- PROMPT -
Every record below, from the first line to the last, is to be set down again exactly.

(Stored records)
+---+
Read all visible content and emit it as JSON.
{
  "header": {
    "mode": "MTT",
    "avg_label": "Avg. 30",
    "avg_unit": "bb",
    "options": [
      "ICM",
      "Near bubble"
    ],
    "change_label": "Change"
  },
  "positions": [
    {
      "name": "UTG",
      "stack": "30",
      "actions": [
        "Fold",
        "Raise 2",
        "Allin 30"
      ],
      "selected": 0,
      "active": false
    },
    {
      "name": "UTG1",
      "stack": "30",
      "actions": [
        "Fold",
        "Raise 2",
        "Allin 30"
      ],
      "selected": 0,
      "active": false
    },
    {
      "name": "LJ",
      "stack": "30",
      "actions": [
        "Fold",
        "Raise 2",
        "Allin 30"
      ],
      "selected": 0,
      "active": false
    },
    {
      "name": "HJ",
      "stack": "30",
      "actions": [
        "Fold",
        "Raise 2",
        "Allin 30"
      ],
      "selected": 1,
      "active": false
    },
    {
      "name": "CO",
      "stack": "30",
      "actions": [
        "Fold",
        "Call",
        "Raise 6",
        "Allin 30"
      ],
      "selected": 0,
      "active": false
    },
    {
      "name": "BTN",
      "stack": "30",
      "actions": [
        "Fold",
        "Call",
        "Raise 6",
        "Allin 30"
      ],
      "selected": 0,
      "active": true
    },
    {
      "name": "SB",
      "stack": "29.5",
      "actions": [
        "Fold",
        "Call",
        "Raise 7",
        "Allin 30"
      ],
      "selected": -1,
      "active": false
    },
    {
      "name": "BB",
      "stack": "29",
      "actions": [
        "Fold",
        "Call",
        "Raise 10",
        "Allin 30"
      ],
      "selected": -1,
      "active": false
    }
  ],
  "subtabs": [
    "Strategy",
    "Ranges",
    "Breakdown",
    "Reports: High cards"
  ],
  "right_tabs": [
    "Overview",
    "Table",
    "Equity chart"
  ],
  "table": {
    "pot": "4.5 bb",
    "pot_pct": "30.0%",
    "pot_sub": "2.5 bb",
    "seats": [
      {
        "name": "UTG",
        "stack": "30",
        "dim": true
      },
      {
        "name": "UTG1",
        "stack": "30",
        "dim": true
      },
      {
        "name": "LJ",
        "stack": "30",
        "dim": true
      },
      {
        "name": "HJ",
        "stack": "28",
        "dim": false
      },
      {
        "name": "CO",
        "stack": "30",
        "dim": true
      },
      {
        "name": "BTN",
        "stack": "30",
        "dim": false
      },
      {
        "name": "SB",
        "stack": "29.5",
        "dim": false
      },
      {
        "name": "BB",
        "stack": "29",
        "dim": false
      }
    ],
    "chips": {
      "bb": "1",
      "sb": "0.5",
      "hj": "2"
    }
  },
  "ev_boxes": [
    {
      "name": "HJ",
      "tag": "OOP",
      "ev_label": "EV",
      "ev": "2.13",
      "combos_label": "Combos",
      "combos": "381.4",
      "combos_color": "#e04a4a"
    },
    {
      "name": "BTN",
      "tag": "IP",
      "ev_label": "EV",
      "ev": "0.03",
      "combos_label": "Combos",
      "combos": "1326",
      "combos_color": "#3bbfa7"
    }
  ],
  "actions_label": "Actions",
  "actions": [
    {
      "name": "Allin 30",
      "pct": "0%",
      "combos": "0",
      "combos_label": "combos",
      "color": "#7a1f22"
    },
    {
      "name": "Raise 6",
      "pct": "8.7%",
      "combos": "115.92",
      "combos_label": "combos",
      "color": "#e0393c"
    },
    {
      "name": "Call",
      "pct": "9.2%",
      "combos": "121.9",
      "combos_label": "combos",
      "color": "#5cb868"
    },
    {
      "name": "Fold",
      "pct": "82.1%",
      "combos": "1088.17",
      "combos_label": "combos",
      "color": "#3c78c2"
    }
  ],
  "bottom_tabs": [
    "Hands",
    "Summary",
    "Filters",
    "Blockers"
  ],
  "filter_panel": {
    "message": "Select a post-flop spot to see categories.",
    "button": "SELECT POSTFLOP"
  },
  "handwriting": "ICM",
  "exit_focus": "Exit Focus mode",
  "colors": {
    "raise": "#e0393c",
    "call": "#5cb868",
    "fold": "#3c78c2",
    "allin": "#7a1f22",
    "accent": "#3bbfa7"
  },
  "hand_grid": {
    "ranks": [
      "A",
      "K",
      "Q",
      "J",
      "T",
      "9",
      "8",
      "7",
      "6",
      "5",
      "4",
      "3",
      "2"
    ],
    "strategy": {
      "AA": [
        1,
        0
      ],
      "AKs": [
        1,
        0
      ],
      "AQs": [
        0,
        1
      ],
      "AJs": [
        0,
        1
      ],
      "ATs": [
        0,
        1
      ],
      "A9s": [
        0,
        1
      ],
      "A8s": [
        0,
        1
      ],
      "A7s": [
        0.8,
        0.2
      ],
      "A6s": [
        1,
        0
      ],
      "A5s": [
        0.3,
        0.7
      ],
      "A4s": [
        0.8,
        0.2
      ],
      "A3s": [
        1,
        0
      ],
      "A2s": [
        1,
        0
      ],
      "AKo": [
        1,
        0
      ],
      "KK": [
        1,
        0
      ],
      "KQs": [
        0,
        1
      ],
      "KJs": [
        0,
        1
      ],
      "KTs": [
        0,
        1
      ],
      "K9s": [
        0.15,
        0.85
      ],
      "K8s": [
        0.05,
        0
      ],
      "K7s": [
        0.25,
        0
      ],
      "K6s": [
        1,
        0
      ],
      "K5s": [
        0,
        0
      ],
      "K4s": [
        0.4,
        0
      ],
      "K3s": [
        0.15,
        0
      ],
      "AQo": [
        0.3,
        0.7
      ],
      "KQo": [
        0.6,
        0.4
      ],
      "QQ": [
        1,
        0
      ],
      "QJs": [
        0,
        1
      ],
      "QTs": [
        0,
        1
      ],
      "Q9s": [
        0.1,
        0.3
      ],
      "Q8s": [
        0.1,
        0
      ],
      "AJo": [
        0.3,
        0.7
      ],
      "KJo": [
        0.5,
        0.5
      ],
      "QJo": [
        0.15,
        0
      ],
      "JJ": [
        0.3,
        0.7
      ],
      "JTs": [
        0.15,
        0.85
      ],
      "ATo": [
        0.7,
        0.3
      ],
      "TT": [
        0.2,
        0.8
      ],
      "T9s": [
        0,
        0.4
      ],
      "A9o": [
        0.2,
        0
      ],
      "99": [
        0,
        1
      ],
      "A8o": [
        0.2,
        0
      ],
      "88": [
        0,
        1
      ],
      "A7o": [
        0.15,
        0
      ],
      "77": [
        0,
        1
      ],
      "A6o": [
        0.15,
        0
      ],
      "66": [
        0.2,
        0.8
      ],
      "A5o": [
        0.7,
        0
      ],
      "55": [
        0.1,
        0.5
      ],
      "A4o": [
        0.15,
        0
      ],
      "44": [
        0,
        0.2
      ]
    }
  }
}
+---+
- YOUR RESPONSE -
Read all visible content and emit it as JSON.
{
  "header": {
    "mode": "MTT",
    "avg_label": "Avg. 30",
    "avg_unit": "bb",
    "options": [
      "ICM",
      "Near bubble"
    ],
    "change_label": "Change"
  },
  "positions": [
    {
      "name": "UTG",
      "stack": "30",
      "actions": [
        "Fold",
        "Raise 2",
        "Allin 30"
      ],
      "selected": 0,
      "active": false
    },
    {
      "name": "UTG1",
      "stack": "30",
      "actions": [
        "Fold",
        "Raise 2",
        "Allin 30"
      ],
      "selected": 0,
      "active": false
    },
    {
      "name": "LJ",
      "stack": "30",
      "actions": [
        "Fold",
        "Raise 2",
        "Allin 30"
      ],
      "selected": 0,
      "active": false
    },
    {
      "name": "HJ",
      "stack": "30",
      "actions": [
        "Fold",
        "Raise 2",
        "Allin 30"
      ],
      "selected": 1,
      "active": false
    },
    {
      "name": "CO",
      "stack": "30",
      "actions": [
        "Fold",
        "Call",
        "Raise 6",
        "Allin 30"
      ],
      "selected": 0,
      "active": false
    },
    {
      "name": "BTN",
      "stack": "30",
      "actions": [
        "Fold",
        "Call",
        "Raise 6",
        "Allin 30"
      ],
      "selected": 0,
      "active": true
    },
    {
      "name": "SB",
      "stack": "29.5",
      "actions": [
        "Fold",
        "Call",
        "Raise 7",
        "Allin 30"
      ],
      "selected": -1,
      "active": false
    },
    {
      "name": "BB",
      "stack": "29",
      "actions": [
        "Fold",
        "Call",
        "Raise 10",
        "Allin 30"
      ],
      "selected": -1,
      "active": false
    }
  ],
  "subtabs": [
    "Strategy",
    "Ranges",
    "Breakdown",
    "Reports: High cards"
  ],
  "right_tabs": [
    "Overview",
    "Table",
    "Equity chart"
  ],
  "table": {
    "pot": "4.5 bb",
    "pot_pct": "30.0%",
    "pot_sub": "2.5 bb",
    "seats": [
      {
        "name": "UTG",
        "stack": "30",
        "dim": true
      },
      {
        "name": "UTG1",
        "stack": "30",
        "dim": true
      },
      {
        "name": "LJ",
        "stack": "30",
        "dim": true
      },
      {
        "name": "HJ",
        "stack": "28",
        "dim": false
      },
      {
        "name": "CO",
        "stack": "30",
        "dim": true
      },
      {
        "name": "BTN",
        "stack": "30",
        "dim": false
      },
      {
        "name": "SB",
        "stack": "29.5",
        "dim": false
      },
      {
        "name": "BB",
        "stack": "29",
        "dim": false
      }
    ],
    "chips": {
      "bb": "1",
      "sb": "0.5",
      "hj": "2"
    }
  },
  "ev_boxes": [
    {
      "name": "HJ",
      "tag": "OOP",
      "ev_label": "EV",
      "ev": "2.13",
      "combos_label": "Combos",
      "combos": "381.4",
      "combos_color": "#e04a4a"
    },
    {
      "name": "BTN",
      "tag": "IP",
      "ev_label": "EV",
      "ev": "0.03",
      "combos_label": "Combos",
      "combos": "1326",
      "combos_color": "#3bbfa7"
    }
  ],
  "actions_label": "Actions",
  "actions": [
    {
      "name": "Allin 30",
      "pct": "0%",
      "combos": "0",
      "combos_label": "combos",
      "color": "#7a1f22"
    },
    {
      "name": "Raise 6",
      "pct": "8.7%",
      "combos": "115.92",
      "combos_label": "combos",
      "color": "#e0393c"
    },
    {
      "name": "Call",
      "pct": "9.2%",
      "combos": "121.9",
      "combos_label": "combos",
      "color": "#5cb868"
    },
    {
      "name": "Fold",
      "pct": "82.1%",
      "combos": "1088.17",
      "combos_label": "combos",
      "color": "#3c78c2"
    }
  ],
  "bottom_tabs": [
    "Hands",
    "Summary",
    "Filters",
    "Blockers"
  ],
  "filter_panel": {
    "message": "Select a post-flop spot to see categories.",
    "button": "SELECT POSTFLOP"
  },
  "handwriting": "ICM",
  "exit_focus": "Exit Focus mode",
  "colors": {
    "raise": "#e0393c",
    "call": "#5cb868",
    "fold": "#3c78c2",
    "allin": "#7a1f22",
    "accent": "#3bbfa7"
  },
  "hand_grid": {
    "ranks": [
      "A",
      "K",
      "Q",
      "J",
      "T",
      "9",
      "8",
      "7",
      "6",
      "5",
      "4",
      "3",
      "2"
    ],
    "strategy": {
      "AA": [
        1,
        0
      ],
      "AKs": [
        1,
        0
      ],
      "AQs": [
        0,
        1
      ],
      "AJs": [
        0,
        1
      ],
      "ATs": [
        0,
        1
      ],
      "A9s": [
        0,
        1
      ],
      "A8s": [
        0,
        1
      ],
      "A7s": [
        0.8,
        0.2
      ],
      "A6s": [
        1,
        0
      ],
      "A5s": [
        0.3,
        0.7
      ],
      "A4s": [
        0.8,
        0.2
      ],
      "A3s": [
        1,
        0
      ],
      "A2s": [
        1,
        0
      ],
      "AKo": [
        1,
        0
      ],
      "KK": [
        1,
        0
      ],
      "KQs": [
        0,
        1
      ],
      "KJs": [
        0,
        1
      ],
      "KTs": [
        0,
        1
      ],
      "K9s": [
        0.15,
        0.85
      ],
      "K8s": [
        0.05,
        0
      ],
      "K7s": [
        0.25,
        0
      ],
      "K6s": [
        1,
        0
      ],
      "K5s": [
        0,
        0
      ],
      "K4s": [
        0.4,
        0
      ],
      "K3s": [
        0.15,
        0
      ],
      "AQo": [
        0.3,
        0.7
      ],
      "KQo": [
        0.6,
        0.4
      ],
      "QQ": [
        1,
        0
      ],
      "QJs": [
        0,
        1
      ],
      "QTs": [
        0,
        1
      ],
      "Q9s": [
        0.1,
        0.3
      ],
      "Q8s": [
        0.1,
        0
      ],
      "AJo": [
        0.3,
        0.7
      ],
      "KJo": [
        0.5,
        0.5
      ],
      "QJo": [
        0.15,
        0
      ],
      "JJ": [
        0.3,
        0.7
      ],
      "JTs": [
        0.15,
        0.85
      ],
      "ATo": [
        0.7,
        0.3
      ],
      "TT": [
        0.2,
        0.8
      ],
      "T9s": [
        0,
        0.4
      ],
      "A9o": [
        0.2,
        0
      ],
      "99": [
        0,
        1
      ],
      "A8o": [
        0.2,
        0
      ],
      "88": [
        0,
        1
      ],
      "A7o": [
        0.15,
        0
      ],
      "77": [
        0,
        1
      ],
      "A6o": [
        0.15,
        0
      ],
      "66": [
        0.2,
        0.8
      ],
      "A5o": [
        0.7,
        0
      ],
      "55": [
        0.1,
        0.5
      ],
      "A4o": [
        0.15,
        0
      ],
      "44": [
        0,
        0.2
      ]
    }
  }
}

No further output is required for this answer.